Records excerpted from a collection
[Start of section]
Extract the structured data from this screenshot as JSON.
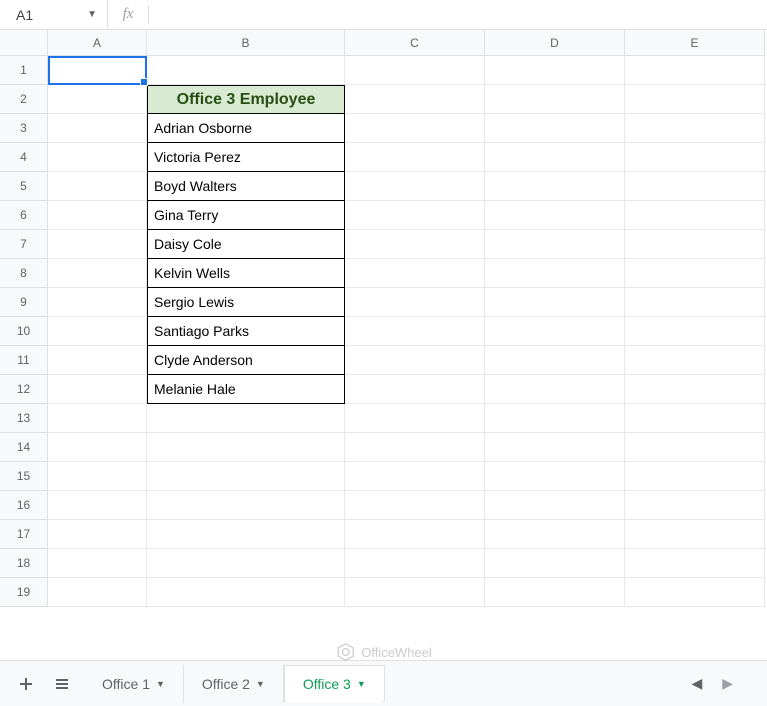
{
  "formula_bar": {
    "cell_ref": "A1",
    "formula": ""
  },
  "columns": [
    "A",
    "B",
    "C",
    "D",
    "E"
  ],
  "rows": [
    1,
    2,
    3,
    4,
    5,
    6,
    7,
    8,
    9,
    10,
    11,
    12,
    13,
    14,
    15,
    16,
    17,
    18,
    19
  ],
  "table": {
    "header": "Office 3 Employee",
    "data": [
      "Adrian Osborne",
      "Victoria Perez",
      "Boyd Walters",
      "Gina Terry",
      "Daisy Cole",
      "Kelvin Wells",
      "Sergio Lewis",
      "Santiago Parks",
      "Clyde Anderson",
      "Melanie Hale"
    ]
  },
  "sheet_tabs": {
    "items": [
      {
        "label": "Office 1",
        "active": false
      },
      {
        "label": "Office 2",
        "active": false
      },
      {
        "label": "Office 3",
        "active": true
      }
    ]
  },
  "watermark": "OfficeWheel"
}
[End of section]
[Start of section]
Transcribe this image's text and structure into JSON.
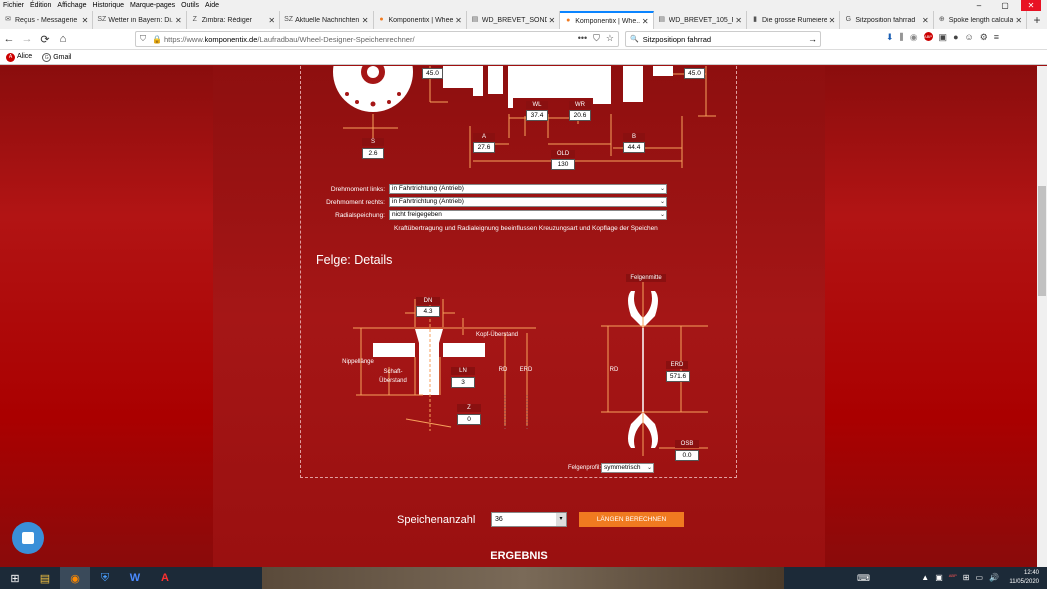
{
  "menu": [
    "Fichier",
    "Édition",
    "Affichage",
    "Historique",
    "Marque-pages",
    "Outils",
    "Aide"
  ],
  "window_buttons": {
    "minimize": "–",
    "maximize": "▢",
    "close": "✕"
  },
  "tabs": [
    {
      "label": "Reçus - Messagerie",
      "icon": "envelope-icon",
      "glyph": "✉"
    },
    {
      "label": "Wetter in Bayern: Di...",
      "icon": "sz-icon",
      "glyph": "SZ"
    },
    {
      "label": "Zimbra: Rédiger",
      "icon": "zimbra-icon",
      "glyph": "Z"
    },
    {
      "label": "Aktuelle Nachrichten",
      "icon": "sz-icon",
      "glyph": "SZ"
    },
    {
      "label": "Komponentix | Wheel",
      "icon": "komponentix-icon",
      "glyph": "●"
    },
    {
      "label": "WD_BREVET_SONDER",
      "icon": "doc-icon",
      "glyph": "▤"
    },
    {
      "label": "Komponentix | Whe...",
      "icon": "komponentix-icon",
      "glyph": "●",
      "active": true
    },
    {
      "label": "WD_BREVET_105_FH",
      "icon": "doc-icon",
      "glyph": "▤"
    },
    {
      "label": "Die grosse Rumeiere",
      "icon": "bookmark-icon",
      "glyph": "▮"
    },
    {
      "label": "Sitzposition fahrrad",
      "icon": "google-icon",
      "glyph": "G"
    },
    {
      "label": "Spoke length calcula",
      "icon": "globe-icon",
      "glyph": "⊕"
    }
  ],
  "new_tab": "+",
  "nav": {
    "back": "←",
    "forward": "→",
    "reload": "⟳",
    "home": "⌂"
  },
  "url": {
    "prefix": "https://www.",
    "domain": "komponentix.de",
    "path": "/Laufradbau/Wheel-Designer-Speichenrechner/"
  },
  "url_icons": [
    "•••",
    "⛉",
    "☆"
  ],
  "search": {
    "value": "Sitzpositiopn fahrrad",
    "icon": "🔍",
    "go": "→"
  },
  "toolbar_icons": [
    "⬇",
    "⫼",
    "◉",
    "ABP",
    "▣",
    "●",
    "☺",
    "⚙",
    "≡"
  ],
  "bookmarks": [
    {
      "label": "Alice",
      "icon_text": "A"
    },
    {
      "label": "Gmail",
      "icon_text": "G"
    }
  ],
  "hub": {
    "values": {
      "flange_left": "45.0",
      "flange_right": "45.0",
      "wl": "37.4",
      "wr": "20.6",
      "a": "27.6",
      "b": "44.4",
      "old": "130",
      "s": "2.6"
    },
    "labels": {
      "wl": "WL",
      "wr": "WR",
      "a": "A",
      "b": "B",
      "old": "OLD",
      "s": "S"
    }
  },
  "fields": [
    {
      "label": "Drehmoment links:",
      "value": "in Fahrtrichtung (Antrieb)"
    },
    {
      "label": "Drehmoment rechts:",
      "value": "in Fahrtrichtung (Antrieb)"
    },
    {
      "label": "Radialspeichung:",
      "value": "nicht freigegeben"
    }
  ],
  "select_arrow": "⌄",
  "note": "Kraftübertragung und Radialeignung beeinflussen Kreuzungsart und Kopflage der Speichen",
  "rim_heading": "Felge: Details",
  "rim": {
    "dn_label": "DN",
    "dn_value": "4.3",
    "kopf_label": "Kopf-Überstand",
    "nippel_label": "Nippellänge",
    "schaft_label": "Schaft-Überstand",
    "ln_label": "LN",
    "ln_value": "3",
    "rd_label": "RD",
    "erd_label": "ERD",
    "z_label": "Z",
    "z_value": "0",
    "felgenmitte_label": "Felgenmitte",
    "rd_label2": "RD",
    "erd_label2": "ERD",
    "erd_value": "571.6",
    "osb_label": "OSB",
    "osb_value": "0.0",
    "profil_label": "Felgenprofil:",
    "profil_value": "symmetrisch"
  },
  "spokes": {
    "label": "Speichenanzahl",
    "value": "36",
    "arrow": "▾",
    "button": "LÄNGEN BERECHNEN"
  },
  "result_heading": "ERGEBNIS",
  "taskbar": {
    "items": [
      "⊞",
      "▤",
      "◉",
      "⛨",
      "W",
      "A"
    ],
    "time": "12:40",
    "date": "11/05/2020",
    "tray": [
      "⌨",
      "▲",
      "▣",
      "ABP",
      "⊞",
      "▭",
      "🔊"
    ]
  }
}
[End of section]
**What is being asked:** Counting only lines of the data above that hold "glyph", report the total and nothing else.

**Exercise output:** 11